**WHAT IS BEING ASKED:**
Filter the listing below, copying every line in which the word "tags" appears.
┄┄┄┄┄┄┄┄┄┄
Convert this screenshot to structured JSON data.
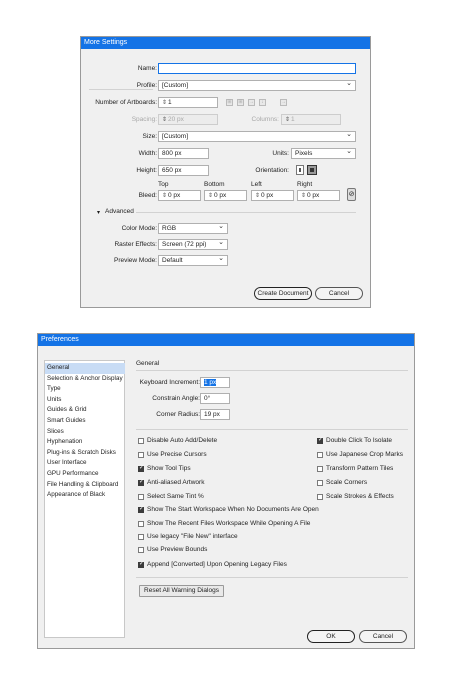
{
  "more_settings": {
    "title": "More Settings",
    "name": {
      "label": "Name:",
      "value": ""
    },
    "profile": {
      "label": "Profile:",
      "value": "[Custom]"
    },
    "artboards": {
      "label": "Number of Artboards:",
      "value": "1"
    },
    "spacing": {
      "label": "Spacing:",
      "value": "20 px"
    },
    "columns": {
      "label": "Columns:",
      "value": "1"
    },
    "size": {
      "label": "Size:",
      "value": "[Custom]"
    },
    "width": {
      "label": "Width:",
      "value": "800 px"
    },
    "units": {
      "label": "Units:",
      "value": "Pixels"
    },
    "height": {
      "label": "Height:",
      "value": "650 px"
    },
    "orientation": {
      "label": "Orientation:"
    },
    "bleed": {
      "label": "Bleed:",
      "top_label": "Top",
      "top_value": "0 px",
      "bottom_label": "Bottom",
      "bottom_value": "0 px",
      "left_label": "Left",
      "left_value": "0 px",
      "right_label": "Right",
      "right_value": "0 px"
    },
    "advanced_label": "Advanced",
    "color_mode": {
      "label": "Color Mode:",
      "value": "RGB"
    },
    "raster_effects": {
      "label": "Raster Effects:",
      "value": "Screen (72 ppi)"
    },
    "preview_mode": {
      "label": "Preview Mode:",
      "value": "Default"
    },
    "create_button": "Create Document",
    "cancel_button": "Cancel"
  },
  "preferences": {
    "title": "Preferences",
    "nav": [
      {
        "label": "General",
        "active": true
      },
      {
        "label": "Selection & Anchor Display",
        "active": false
      },
      {
        "label": "Type",
        "active": false
      },
      {
        "label": "Units",
        "active": false
      },
      {
        "label": "Guides & Grid",
        "active": false
      },
      {
        "label": "Smart Guides",
        "active": false
      },
      {
        "label": "Slices",
        "active": false
      },
      {
        "label": "Hyphenation",
        "active": false
      },
      {
        "label": "Plug-ins & Scratch Disks",
        "active": false
      },
      {
        "label": "User Interface",
        "active": false
      },
      {
        "label": "GPU Performance",
        "active": false
      },
      {
        "label": "File Handling & Clipboard",
        "active": false
      },
      {
        "label": "Appearance of Black",
        "active": false
      }
    ],
    "section_title": "General",
    "keyboard_increment": {
      "label": "Keyboard Increment:",
      "value": "1 px"
    },
    "constrain_angle": {
      "label": "Constrain Angle:",
      "value": "0°"
    },
    "corner_radius": {
      "label": "Corner Radius:",
      "value": "19 px"
    },
    "left_options": [
      {
        "label": "Disable Auto Add/Delete",
        "checked": false
      },
      {
        "label": "Use Precise Cursors",
        "checked": false
      },
      {
        "label": "Show Tool Tips",
        "checked": true
      },
      {
        "label": "Anti-aliased Artwork",
        "checked": true
      },
      {
        "label": "Select Same Tint %",
        "checked": false
      },
      {
        "label": "Show The Start Workspace When No Documents Are Open",
        "checked": true
      },
      {
        "label": "Show The Recent Files Workspace While Opening A File",
        "checked": false
      },
      {
        "label": "Use legacy \"File New\" interface",
        "checked": false
      },
      {
        "label": "Use Preview Bounds",
        "checked": false
      },
      {
        "label": "Append [Converted] Upon Opening Legacy Files",
        "checked": true
      }
    ],
    "right_options": [
      {
        "label": "Double Click To Isolate",
        "checked": true
      },
      {
        "label": "Use Japanese Crop Marks",
        "checked": false
      },
      {
        "label": "Transform Pattern Tiles",
        "checked": false
      },
      {
        "label": "Scale Corners",
        "checked": false
      },
      {
        "label": "Scale Strokes & Effects",
        "checked": false
      }
    ],
    "reset_button": "Reset All Warning Dialogs",
    "ok_button": "OK",
    "cancel_button": "Cancel"
  }
}
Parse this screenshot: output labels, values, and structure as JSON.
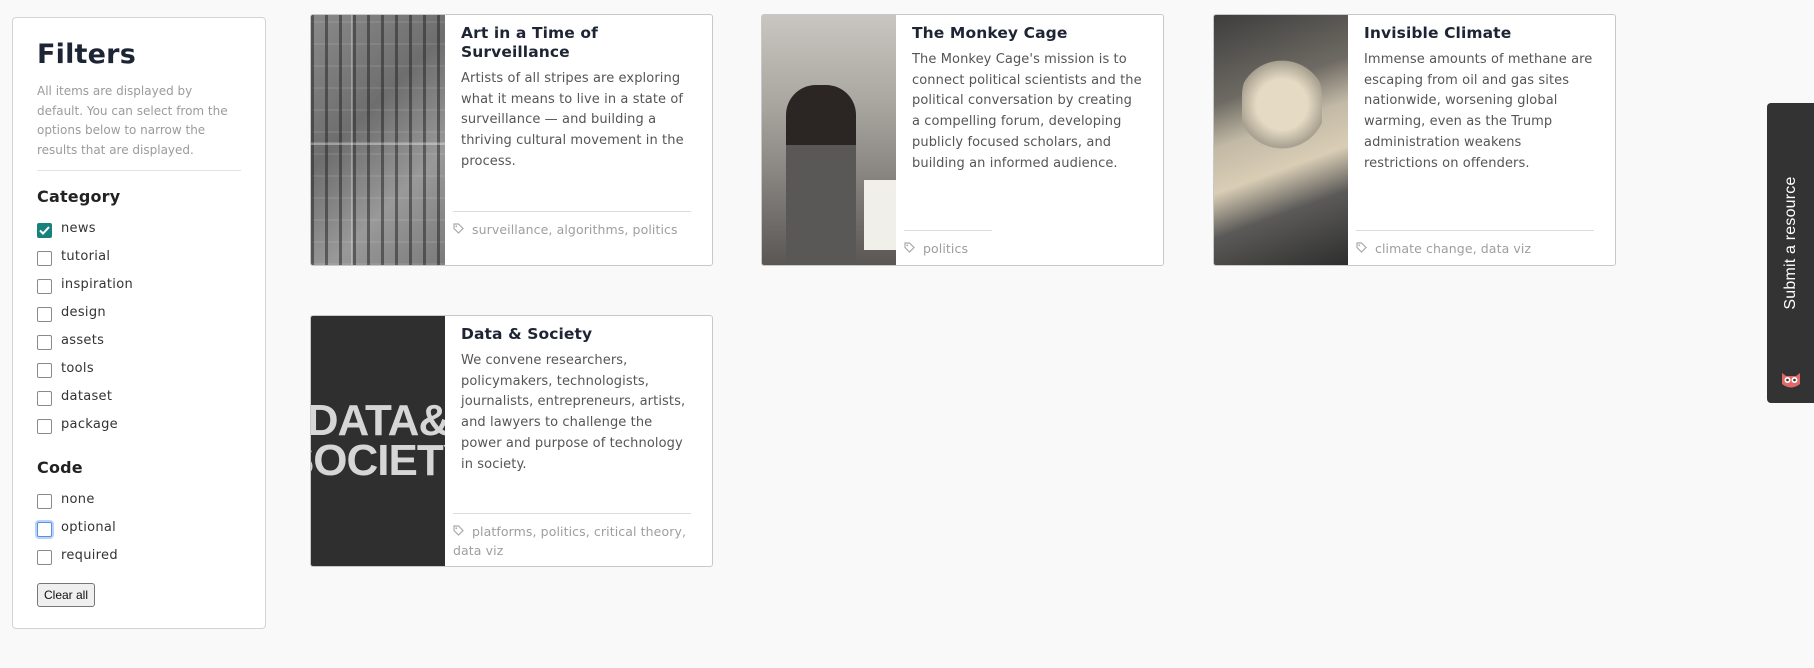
{
  "filters": {
    "title": "Filters",
    "description": "All items are displayed by default. You can select from the options below to narrow the results that are displayed.",
    "category": {
      "heading": "Category",
      "options": [
        {
          "label": "news",
          "checked": true
        },
        {
          "label": "tutorial",
          "checked": false
        },
        {
          "label": "inspiration",
          "checked": false
        },
        {
          "label": "design",
          "checked": false
        },
        {
          "label": "assets",
          "checked": false
        },
        {
          "label": "tools",
          "checked": false
        },
        {
          "label": "dataset",
          "checked": false
        },
        {
          "label": "package",
          "checked": false
        }
      ]
    },
    "code": {
      "heading": "Code",
      "options": [
        {
          "label": "none",
          "checked": false
        },
        {
          "label": "optional",
          "checked": false,
          "focused": true
        },
        {
          "label": "required",
          "checked": false
        }
      ]
    },
    "clear_label": "Clear all"
  },
  "cards": [
    {
      "title": "Art in a Time of Surveillance",
      "summary": "Artists of all stripes are exploring what it means to live in a state of surveillance — and building a thriving cultural movement in the process.",
      "tags": "surveillance, algorithms, politics",
      "thumbnail": "surveillance-crowd-photo"
    },
    {
      "title": "The Monkey Cage",
      "summary": "The Monkey Cage's mission is to connect political scientists and the political conversation by creating a compelling forum, developing publicly focused scholars, and building an informed audience.",
      "tags": "politics",
      "thumbnail": "protester-photo"
    },
    {
      "title": "Invisible Climate",
      "summary": "Immense amounts of methane are escaping from oil and gas sites nationwide, worsening global warming, even as the Trump administration weakens restrictions on offenders.",
      "tags": "climate change, data viz",
      "thumbnail": "airplane-cockpit-photo"
    },
    {
      "title": "Data & Society",
      "summary": "We convene researchers, policymakers, technologists, journalists, entrepreneurs, artists, and lawyers to challenge the power and purpose of technology in society.",
      "tags": "platforms, politics, critical theory, data viz",
      "thumbnail": "data-society-logo",
      "logo_line1": "DATA&",
      "logo_line2": "SOCIETY"
    }
  ],
  "submit_tab": {
    "label": "Submit a resource",
    "icon": "owl-icon"
  },
  "colors": {
    "accent": "#17827d",
    "submit_bg": "#333333",
    "page_bg": "#f8f9f8"
  }
}
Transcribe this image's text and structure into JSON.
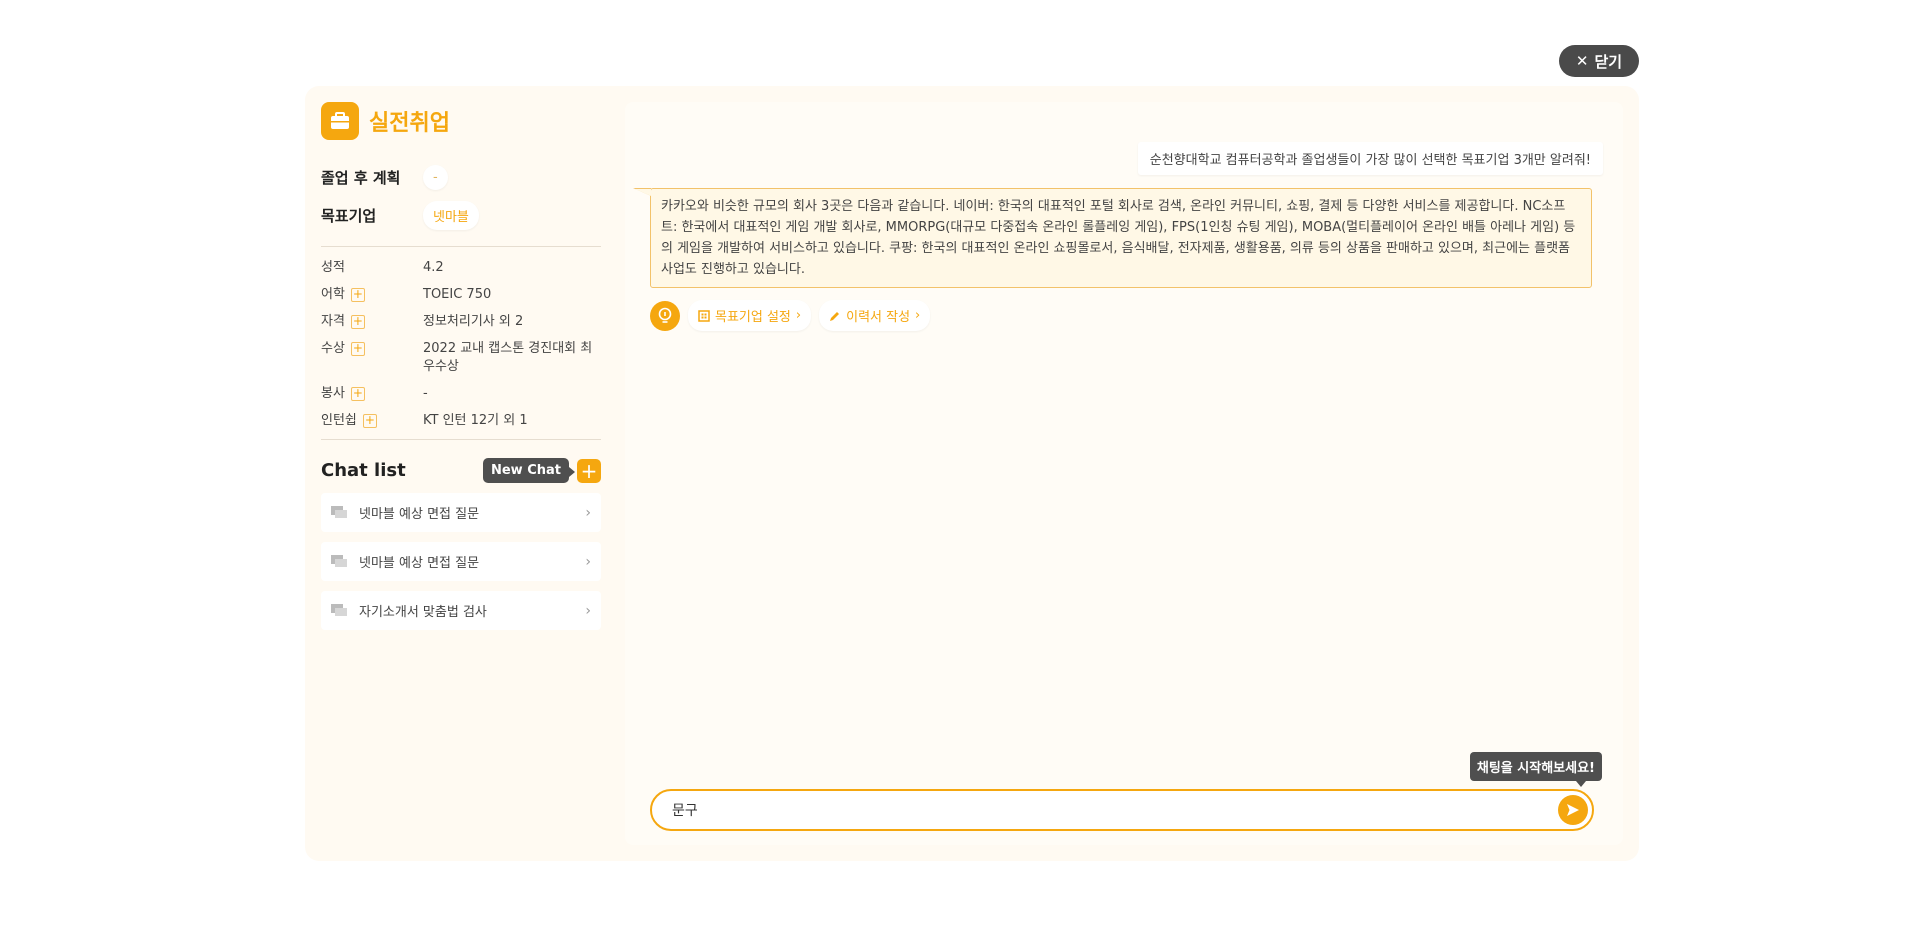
{
  "close": {
    "label": "닫기"
  },
  "brand": {
    "title": "실전취업"
  },
  "plan": {
    "after_grad_label": "졸업 후 계획",
    "after_grad_value": "-",
    "target_label": "목표기업",
    "target_value": "넷마블"
  },
  "specs": [
    {
      "key": "성적",
      "value": "4.2",
      "addable": false
    },
    {
      "key": "어학",
      "value": "TOEIC 750",
      "addable": true
    },
    {
      "key": "자격",
      "value": "정보처리기사 외 2",
      "addable": true
    },
    {
      "key": "수상",
      "value": "2022 교내 캡스톤 경진대회 최우수상",
      "addable": true
    },
    {
      "key": "봉사",
      "value": "-",
      "addable": true
    },
    {
      "key": "인턴쉽",
      "value": "KT 인턴 12기 외 1",
      "addable": true
    }
  ],
  "chat_list": {
    "title": "Chat list",
    "new_chat_tooltip": "New Chat",
    "items": [
      {
        "label": "넷마블 예상 면접 질문"
      },
      {
        "label": "넷마블 예상 면접 질문"
      },
      {
        "label": "자기소개서 맞춤법 검사"
      }
    ]
  },
  "conversation": {
    "user_message": "순천향대학교 컴퓨터공학과 졸업생들이 가장 많이 선택한 목표기업 3개만 알려줘!",
    "bot_message": "카카오와 비슷한 규모의 회사 3곳은 다음과 같습니다. 네이버: 한국의 대표적인 포털 회사로 검색, 온라인 커뮤니티, 쇼핑, 결제 등 다양한 서비스를 제공합니다. NC소프트: 한국에서 대표적인 게임 개발 회사로, MMORPG(대규모 다중접속 온라인 롤플레잉 게임), FPS(1인칭 슈팅 게임), MOBA(멀티플레이어 온라인 배틀 아레나 게임) 등의 게임을 개발하여 서비스하고 있습니다. 쿠팡: 한국의 대표적인 온라인 쇼핑몰로서, 음식배달, 전자제품, 생활용품, 의류 등의 상품을 판매하고 있으며, 최근에는 플랫폼 사업도 진행하고 있습니다.",
    "suggestions": [
      {
        "label": "목표기업 설정",
        "icon": "building-icon"
      },
      {
        "label": "이력서 작성",
        "icon": "pencil-icon"
      }
    ]
  },
  "input": {
    "hint": "채팅을 시작해보세요!",
    "value": "문구"
  },
  "colors": {
    "accent": "#f5a70f",
    "panel": "#fffaf2"
  }
}
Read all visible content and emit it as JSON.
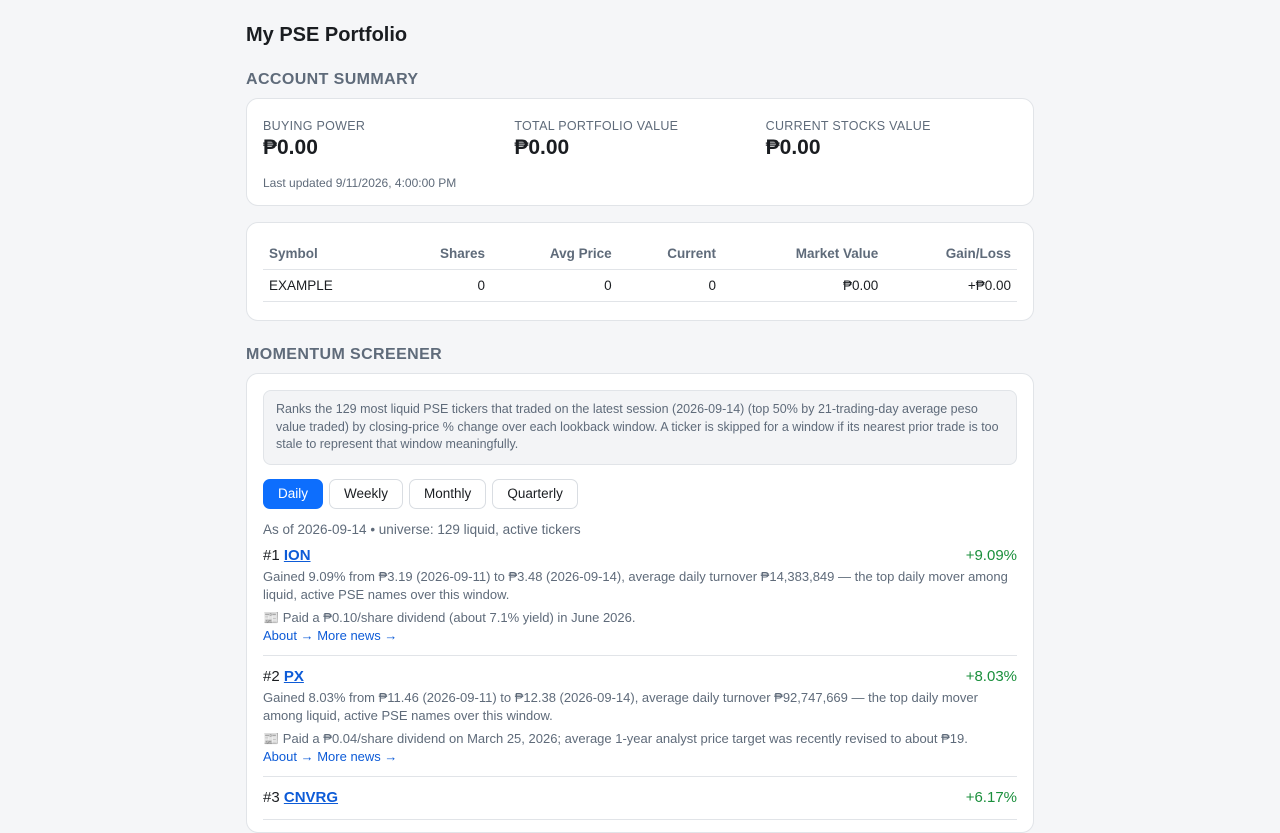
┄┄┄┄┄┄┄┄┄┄
**WRITTEN RESPONSE:**
      "tags": "surveillance, algorithms, politics",
      "tags": "politics",
      "tags": "climate change, data viz",
      "tags": "platforms, politics, critical theory, data viz",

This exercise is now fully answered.